Today, 20th November 2020, marks Equal Pay Day, a day organised by the Fawcett Society which roughly calculates the day in the year where women “stop earning” relative to men, due to the gender pay gap. 

This year, Equal Pay Day is on 20th November 2020. In comparison to figures released by the Fawcett Society, a UK charity which campaigns for gender equality for women in all areas in their life, this day has fallen slightly later this year.

This is in light of the gender pay gap closing narrowing slightly from 13.1 per cent in 2019 to 11.5 per cent in 2020, according to figures from the Fawcett Society. In addition, the charity also calculated the mean gender pay gap for all employees, not just accounting for ones that work full-time, has also fallen from 16.3 per cent in 2019 to 14.6 per cent now.

However, the Fawcett Society warn that the data this year may be somewhat unreliable due to the impact of COVID-19 and which, therefore, has led to a quarter of the sample employer pay data to be missing from ONS figures.

A report published by McKinsey in July 2020 outlined that, globally, although women made up only 39 per cent of the workforce, they accounted for over half (54 per cent) of job losses worldwide. Additionally, research conducted by the Institute of Fiscal Studies in May of this year found that mothers were 14 per cent more likely to be furloughed and 23 per cent more likely than fathers to have lost their jobs in the UK.

Laws surrounding Equal Pay

According to CIPD, the Equality Act – which was passed in 2010 – means legally men and women have a right to equal pay for equal work (which is the same work, broadly similar work, equivalent work or work of equal value).

Furthermore, the Equality Act requires all private and voluntary sector employees with 250 employees and above to report on their gender pay gap data, based on pay data captured at the 5th April each year. However, this year, the deadline for reporting the data was suspended due to the impact of COVID-19 on businesses.

What more needs to be done 

The Fawcett Society Chief Executive Sam Smethers, explained that there are some other risk factors that must be considered alongside this data:

We welcome a fall in the gender pay gap. However, we only have a partial picture because the impact of coronavirus means a quarter of employers are missing from the data set. They are likely to be the ones hit hardest by the pandemic. Even on the figures we do have, we will need to wait until next year to know if there really has been a significant fall. The short-term impact of furlough also makes the figures less clear.

We also know there are a number of risks to women’s pay and employment as a result of coronavirus which could turn the clock back for a generation. Mothers are more likely to have had their work disrupted due to unequal caring roles and a lack of childcare. Men are more likely to have worked under furlough, and to have had their pay topped up. The second lockdown looks set to hit women working in hospitality and retail hard while predominantly male-dominated sectors like construction and manufacturing are still at work.

Kirstie Donnelly MBE, Chief Executive Officer at City & Guilds Group, comments on how this problem can be tackled:

Why in 2020 are we still facing the problems of women being undervalued, underpaid and a seemingly insurmountable gender pay gap that will take decades to close?

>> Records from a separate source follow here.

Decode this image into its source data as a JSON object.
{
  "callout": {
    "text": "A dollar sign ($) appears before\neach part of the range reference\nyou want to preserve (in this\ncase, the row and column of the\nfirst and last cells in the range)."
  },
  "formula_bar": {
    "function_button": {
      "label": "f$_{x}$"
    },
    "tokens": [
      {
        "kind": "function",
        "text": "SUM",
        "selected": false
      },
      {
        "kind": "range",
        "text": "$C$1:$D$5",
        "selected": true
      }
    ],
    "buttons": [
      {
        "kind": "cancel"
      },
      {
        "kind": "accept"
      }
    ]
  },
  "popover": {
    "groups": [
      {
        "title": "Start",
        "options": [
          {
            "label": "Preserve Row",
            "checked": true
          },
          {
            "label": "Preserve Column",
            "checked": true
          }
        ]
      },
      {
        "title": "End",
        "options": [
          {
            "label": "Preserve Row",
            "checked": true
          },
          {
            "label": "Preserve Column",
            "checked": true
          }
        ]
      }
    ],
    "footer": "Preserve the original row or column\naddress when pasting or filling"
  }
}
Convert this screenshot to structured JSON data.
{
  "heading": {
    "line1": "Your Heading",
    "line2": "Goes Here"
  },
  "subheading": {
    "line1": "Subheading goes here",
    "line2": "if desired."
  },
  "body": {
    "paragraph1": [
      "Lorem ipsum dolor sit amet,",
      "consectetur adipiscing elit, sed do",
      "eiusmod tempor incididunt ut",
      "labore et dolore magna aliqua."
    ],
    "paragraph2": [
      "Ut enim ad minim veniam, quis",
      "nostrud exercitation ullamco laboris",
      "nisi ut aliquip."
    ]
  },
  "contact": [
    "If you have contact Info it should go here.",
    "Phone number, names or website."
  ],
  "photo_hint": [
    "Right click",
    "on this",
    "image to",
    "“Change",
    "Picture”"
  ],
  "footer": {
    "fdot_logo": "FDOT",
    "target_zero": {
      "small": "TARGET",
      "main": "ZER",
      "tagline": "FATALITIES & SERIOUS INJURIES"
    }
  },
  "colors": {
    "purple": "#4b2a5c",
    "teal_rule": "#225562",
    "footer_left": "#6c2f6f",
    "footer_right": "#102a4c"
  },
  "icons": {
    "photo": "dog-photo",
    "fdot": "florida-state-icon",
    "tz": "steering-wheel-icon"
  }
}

If we want to build an economic recovery that values the contributions of all people then there are clear steps we need to take. First we need to start early and provide role models for young women as well as help them to believe they can have any career they want.

We should then use the unique opportunity the pandemic has given us to create a more flexible working environment that doesn’t penalise women who often shoulder the burden of caring responsibilities outside of work. And finally, we must start to really value and pay those jobs that we have utterly depended on during this year such as education, social services, and nursing.

There is so much more for us to all do before we can celebrate that we are becoming a fairer and more equal society in respect to gender, despite some of the progress that’s being made.

Agata Nowakowska, Area Vice President at Skillsoft, adds:

Resolving the disparity in pay is complex and involves more than merely a number. Employers must ensure every employee has the opportunity to expand their role towards higher-paying positions. This could mean reviewing how your organisation views maternity and paternity leave, addressing unconscious bias, or facilitating professional development. Above all, it’s about making a continued, concerted effort; meaningful change cannot occur overnight.





Monica Sharma is an English Literature graduate from the University of Warwick. As Editor for HRreview, her particular interests in HR include issues concerning diversity, employment law and wellbeing in the workplace. Alongside this, she has written for student publications in both England and Canada. Monica has also presented her academic work concerning the relationship between legal systems, sexual harassment and racism at a university conference at the University of Western Ontario, Canada.